Influential Shiite cleric Moqtada Sadr on Wednesday criticized the codename given to a military operation in Sunni areas of Iraq, warning that it risked fanning the flames of sectarianism, according to AFP.
The Hashed al-Shaabi, an umbrella for mostly Shiite militias and volunteers, on Tuesday launched an operation aimed at severing the Islamic State jihadist group's supply lines in Anbar province.
They named the offensive, in which regular government forces are also taking part, "Operation Labaik ya Hussein", which roughly translates as "We are at your service, Hussein" and refers to one of Shiite Islam's most revered imams.
"This name is going to be misunderstood, there's no doubt," said Sadr in a statement presented as an answer to a question by a religious student.

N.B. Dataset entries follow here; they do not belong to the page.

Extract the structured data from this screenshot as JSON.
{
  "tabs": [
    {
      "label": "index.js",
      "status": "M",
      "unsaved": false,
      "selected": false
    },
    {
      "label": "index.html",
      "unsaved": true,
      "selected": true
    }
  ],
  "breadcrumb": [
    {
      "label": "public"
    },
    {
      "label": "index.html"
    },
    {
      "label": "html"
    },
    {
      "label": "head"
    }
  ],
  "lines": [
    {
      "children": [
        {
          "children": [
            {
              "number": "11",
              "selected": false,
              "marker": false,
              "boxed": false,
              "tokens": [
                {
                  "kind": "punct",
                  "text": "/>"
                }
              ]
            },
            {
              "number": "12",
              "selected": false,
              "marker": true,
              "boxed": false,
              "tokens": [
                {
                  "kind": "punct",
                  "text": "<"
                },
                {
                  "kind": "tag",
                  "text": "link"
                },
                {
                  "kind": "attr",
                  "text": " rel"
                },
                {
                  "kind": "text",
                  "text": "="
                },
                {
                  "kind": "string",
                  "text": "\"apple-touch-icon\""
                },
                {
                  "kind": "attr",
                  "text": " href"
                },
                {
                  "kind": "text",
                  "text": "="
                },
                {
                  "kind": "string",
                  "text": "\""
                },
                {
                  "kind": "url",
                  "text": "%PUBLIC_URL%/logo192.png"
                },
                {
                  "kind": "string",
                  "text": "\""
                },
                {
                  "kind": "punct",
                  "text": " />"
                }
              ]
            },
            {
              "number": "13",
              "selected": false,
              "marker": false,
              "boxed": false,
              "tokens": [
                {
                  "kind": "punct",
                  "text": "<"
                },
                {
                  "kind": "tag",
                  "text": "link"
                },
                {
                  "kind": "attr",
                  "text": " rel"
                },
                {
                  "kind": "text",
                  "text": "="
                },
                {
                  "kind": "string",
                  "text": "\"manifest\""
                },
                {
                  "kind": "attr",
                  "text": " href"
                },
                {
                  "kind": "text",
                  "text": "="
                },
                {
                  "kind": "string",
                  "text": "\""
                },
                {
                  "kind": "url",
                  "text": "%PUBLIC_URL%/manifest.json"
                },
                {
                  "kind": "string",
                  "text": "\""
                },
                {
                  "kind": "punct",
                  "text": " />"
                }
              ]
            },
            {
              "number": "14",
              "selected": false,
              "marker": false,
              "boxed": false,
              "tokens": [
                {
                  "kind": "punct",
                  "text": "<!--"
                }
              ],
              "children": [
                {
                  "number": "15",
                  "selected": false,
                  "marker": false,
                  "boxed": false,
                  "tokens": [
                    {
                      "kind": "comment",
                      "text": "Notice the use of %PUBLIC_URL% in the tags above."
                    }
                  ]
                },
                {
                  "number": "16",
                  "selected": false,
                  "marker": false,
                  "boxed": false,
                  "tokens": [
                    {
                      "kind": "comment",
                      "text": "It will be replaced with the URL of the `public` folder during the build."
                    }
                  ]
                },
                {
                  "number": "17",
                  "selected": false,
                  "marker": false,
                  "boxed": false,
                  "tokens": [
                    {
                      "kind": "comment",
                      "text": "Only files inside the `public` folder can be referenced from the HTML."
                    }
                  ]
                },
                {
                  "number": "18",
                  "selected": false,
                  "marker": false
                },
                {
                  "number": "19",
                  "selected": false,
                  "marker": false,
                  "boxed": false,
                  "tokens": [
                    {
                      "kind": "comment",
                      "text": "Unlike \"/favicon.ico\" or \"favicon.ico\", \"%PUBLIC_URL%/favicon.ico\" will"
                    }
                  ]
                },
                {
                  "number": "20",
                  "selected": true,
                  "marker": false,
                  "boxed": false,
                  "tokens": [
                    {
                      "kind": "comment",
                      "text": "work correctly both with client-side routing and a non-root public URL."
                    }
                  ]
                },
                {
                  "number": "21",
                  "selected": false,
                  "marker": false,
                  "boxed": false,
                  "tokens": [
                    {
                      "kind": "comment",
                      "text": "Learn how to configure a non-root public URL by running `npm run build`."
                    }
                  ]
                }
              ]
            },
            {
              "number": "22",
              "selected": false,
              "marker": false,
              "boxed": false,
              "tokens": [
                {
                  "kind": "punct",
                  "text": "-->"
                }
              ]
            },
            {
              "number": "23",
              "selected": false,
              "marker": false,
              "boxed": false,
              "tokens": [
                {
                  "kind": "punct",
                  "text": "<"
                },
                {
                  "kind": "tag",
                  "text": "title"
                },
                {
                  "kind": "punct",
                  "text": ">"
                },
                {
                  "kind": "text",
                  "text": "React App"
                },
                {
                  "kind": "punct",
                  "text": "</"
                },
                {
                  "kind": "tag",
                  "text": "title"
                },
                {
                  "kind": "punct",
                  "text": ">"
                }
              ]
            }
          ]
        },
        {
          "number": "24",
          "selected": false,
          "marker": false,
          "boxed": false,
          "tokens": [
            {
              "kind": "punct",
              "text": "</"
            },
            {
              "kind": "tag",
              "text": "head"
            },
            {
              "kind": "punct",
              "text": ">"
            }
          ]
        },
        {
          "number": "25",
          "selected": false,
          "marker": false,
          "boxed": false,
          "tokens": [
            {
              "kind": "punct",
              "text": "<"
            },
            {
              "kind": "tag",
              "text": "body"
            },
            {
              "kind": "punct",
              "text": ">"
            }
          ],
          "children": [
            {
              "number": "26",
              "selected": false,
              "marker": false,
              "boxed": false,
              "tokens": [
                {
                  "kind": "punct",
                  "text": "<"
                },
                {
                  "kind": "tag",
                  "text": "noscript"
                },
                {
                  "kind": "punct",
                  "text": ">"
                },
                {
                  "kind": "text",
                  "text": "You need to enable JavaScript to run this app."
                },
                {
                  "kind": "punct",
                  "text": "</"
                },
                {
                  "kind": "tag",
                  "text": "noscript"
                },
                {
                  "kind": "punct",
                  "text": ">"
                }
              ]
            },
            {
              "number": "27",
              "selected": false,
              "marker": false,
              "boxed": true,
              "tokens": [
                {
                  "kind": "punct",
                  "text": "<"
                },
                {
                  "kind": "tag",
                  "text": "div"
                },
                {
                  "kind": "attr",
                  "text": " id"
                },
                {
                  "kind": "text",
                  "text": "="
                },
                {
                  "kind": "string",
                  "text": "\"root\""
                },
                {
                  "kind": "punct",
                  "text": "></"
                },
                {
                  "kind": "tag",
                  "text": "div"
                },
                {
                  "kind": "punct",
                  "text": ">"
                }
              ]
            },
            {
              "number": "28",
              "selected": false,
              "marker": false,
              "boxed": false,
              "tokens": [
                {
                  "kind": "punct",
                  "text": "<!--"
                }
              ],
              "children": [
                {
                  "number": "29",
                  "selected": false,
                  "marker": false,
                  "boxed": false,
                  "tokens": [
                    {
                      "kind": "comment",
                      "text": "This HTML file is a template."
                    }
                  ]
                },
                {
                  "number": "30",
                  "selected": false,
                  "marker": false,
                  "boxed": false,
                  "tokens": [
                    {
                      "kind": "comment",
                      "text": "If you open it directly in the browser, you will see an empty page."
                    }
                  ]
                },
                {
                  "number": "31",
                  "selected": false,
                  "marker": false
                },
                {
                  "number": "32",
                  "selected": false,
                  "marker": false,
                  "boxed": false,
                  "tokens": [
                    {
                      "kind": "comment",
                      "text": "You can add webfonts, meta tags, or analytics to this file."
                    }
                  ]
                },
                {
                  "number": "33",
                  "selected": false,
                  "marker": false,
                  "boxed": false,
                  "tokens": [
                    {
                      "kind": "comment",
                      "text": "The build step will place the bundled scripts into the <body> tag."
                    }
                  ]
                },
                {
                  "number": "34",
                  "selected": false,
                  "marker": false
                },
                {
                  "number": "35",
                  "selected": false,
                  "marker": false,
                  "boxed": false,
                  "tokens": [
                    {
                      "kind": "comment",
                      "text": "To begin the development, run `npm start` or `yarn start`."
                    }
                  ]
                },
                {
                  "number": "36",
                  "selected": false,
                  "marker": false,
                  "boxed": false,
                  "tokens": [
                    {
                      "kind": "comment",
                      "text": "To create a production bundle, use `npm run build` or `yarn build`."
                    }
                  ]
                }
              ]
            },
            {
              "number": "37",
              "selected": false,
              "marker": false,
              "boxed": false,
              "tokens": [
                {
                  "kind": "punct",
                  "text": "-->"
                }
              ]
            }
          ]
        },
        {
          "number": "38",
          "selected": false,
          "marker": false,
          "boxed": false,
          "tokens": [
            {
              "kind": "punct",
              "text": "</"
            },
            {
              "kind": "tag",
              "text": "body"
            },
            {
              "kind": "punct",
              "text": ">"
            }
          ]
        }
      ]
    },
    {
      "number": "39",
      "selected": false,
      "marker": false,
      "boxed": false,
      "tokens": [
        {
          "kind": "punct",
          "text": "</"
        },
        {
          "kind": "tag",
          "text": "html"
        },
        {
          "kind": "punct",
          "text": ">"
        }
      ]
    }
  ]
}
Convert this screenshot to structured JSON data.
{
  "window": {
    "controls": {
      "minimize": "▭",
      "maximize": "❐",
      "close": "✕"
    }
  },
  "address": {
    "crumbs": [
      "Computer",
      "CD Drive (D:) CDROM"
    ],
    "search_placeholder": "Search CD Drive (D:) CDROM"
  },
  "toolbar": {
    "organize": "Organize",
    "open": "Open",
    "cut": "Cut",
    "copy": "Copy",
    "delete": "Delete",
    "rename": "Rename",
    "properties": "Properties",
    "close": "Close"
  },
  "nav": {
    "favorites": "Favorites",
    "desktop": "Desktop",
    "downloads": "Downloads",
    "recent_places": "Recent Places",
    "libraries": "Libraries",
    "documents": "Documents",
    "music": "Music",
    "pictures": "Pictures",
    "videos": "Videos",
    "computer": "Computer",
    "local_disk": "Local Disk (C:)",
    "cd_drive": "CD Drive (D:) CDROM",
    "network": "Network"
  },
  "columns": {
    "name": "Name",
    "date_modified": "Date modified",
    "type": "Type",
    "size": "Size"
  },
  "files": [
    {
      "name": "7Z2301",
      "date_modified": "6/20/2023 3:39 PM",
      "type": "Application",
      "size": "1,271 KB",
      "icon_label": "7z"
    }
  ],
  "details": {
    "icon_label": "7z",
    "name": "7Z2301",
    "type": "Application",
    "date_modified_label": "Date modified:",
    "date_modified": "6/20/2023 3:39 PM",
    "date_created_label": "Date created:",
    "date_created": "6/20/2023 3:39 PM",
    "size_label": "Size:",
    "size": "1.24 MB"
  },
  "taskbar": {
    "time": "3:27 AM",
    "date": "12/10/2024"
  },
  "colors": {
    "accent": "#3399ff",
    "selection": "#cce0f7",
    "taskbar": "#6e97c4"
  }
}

"Hussein is a national symbol and a prince of jihad… but we don't want him to be used by the other side to claim this is a sectarian war," he said.
Sadr, whose own paramilitary organization Saraya al-Salam is involved in operations against ISIS, said names such as "Labaik ya Salaheddin" or "Labaik ya Anbar" would have been more appropriate.
Prime Minister Haider al-Abadi had been reluctant to send the Hashed al-Shaabi to Anbar but was left with little choice because of the poor performance of Iraq's regular forces when ISIS took Anbar's provincial capital of Ramadi on May 17.
With US backing, he had favored training up local tribal forces to be incorporated in the Hashed, a solution seen as more palatable to the
province's overwhelmingly Sunni population.
The Pentagon also expressed its disappointment at the operation's codename, describing it as "unhelpful."
Abadi, who faces criticism from his own camp for reaching out to Iraq's Sunni minority, has yet to comment on the controversy.